** Data section follows **
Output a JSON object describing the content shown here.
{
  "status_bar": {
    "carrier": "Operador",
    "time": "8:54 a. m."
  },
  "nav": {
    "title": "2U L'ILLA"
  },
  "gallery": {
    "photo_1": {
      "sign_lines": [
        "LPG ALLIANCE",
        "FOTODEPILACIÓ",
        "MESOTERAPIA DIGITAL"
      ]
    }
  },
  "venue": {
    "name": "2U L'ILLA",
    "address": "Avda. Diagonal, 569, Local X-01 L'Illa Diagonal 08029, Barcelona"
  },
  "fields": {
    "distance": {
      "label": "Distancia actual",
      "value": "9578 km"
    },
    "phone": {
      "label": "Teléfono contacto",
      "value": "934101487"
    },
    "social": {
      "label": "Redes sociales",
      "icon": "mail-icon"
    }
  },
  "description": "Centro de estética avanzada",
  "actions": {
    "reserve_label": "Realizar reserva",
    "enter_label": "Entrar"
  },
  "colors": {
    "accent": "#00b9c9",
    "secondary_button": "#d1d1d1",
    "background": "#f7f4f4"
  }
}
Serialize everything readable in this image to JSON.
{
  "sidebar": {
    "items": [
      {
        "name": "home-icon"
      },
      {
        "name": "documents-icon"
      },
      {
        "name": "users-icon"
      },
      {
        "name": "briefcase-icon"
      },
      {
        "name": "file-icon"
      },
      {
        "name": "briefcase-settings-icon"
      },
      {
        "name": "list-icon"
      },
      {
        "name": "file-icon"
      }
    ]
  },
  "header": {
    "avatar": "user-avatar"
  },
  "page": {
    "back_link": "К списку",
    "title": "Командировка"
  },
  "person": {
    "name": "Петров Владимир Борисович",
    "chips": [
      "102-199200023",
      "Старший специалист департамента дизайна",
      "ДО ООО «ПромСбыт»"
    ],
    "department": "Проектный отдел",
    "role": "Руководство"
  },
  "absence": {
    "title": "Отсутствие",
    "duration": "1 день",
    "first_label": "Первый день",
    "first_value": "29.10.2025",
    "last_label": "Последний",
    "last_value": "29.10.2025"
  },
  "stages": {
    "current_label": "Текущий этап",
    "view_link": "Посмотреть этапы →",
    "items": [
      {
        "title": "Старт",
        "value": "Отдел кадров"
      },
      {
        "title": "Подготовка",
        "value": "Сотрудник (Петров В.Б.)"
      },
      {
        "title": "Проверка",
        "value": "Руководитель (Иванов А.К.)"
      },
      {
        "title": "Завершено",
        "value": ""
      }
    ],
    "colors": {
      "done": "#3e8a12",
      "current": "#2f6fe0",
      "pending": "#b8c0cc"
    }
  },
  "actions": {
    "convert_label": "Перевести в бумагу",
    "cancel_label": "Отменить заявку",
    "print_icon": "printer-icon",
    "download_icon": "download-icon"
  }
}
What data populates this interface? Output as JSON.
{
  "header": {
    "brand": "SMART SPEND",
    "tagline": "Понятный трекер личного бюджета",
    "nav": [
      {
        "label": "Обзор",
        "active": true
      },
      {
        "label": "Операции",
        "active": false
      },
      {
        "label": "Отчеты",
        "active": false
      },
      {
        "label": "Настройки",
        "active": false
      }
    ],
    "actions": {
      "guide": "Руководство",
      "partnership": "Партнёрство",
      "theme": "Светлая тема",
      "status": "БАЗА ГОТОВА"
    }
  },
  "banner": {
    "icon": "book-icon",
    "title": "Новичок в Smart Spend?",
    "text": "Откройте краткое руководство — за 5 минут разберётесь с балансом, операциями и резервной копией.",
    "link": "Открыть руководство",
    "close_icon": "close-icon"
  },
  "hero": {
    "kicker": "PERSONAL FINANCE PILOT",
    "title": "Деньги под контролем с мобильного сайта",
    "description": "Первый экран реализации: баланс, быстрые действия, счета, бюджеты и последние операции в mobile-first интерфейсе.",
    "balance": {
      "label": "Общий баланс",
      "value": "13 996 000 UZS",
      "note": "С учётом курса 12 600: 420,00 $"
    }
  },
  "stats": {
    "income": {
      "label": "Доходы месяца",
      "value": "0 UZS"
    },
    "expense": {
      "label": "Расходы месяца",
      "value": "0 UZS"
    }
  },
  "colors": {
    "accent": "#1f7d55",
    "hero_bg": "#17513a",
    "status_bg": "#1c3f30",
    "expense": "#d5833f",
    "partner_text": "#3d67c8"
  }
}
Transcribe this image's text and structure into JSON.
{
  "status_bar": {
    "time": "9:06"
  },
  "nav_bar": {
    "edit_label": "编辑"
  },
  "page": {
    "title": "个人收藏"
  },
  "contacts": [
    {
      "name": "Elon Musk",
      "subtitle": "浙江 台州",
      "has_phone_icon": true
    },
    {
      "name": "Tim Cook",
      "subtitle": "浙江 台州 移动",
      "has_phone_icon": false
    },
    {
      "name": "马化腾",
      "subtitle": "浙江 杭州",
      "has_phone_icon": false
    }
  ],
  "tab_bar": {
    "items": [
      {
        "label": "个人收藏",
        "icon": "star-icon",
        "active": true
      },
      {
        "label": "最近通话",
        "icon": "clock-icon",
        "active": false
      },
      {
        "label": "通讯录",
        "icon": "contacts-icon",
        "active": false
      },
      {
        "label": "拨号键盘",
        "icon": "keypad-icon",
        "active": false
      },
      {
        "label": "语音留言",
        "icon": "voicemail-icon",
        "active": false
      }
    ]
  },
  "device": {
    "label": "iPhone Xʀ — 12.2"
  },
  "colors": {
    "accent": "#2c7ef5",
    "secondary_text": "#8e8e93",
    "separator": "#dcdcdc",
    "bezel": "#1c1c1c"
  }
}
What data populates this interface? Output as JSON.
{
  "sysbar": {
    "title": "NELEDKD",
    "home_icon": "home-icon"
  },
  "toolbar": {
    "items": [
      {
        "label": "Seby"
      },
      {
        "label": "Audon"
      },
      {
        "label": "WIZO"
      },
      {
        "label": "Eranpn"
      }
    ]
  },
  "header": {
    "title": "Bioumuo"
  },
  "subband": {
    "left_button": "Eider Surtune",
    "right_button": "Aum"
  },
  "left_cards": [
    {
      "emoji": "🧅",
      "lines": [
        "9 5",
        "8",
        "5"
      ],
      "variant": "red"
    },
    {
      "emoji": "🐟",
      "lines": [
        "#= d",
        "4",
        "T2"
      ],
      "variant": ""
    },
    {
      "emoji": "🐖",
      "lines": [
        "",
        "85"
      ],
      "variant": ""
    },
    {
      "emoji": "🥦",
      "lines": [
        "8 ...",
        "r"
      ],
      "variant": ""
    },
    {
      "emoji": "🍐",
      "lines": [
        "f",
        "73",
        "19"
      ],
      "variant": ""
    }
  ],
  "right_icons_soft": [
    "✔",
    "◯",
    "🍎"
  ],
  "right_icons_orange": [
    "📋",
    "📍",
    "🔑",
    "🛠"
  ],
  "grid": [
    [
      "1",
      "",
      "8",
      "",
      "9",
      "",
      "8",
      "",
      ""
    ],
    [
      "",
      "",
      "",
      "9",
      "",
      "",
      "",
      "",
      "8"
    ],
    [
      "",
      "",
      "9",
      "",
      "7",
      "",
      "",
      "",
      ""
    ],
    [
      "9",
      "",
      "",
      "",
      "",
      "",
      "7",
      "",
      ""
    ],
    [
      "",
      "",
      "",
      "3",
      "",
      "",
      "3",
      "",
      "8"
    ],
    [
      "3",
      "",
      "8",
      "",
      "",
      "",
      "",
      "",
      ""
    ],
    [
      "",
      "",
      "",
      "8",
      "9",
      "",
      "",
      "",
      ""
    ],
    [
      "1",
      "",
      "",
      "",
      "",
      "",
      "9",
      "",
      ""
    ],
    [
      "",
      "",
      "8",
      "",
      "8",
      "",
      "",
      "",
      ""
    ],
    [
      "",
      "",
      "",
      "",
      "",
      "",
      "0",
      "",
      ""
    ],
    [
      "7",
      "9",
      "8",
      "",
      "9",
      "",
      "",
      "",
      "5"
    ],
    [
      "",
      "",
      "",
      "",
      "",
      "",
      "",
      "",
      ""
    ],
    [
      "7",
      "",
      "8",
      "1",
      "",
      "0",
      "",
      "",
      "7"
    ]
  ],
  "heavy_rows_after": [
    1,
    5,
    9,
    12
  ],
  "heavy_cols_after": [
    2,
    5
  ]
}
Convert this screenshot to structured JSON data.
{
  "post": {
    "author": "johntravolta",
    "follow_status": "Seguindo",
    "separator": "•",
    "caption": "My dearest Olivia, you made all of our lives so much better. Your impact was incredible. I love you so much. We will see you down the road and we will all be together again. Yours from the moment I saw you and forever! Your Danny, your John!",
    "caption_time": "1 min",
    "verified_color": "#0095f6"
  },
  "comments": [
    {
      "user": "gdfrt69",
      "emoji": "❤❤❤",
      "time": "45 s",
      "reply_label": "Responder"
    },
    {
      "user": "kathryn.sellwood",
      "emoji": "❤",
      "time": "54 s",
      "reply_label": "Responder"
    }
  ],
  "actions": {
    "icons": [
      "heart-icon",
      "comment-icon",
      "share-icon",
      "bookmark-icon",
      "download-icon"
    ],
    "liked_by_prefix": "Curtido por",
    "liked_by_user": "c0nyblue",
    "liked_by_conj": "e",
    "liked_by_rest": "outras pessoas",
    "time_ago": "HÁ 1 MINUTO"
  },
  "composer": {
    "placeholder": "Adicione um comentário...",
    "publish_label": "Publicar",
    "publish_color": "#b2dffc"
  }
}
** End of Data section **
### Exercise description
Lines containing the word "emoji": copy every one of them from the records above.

### Task response
      "emoji": "🧅",
      "emoji": "🐟",
      "emoji": "🐖",
      "emoji": "🥦",
      "emoji": "🍐",
      "emoji": "❤❤❤",
      "emoji": "❤",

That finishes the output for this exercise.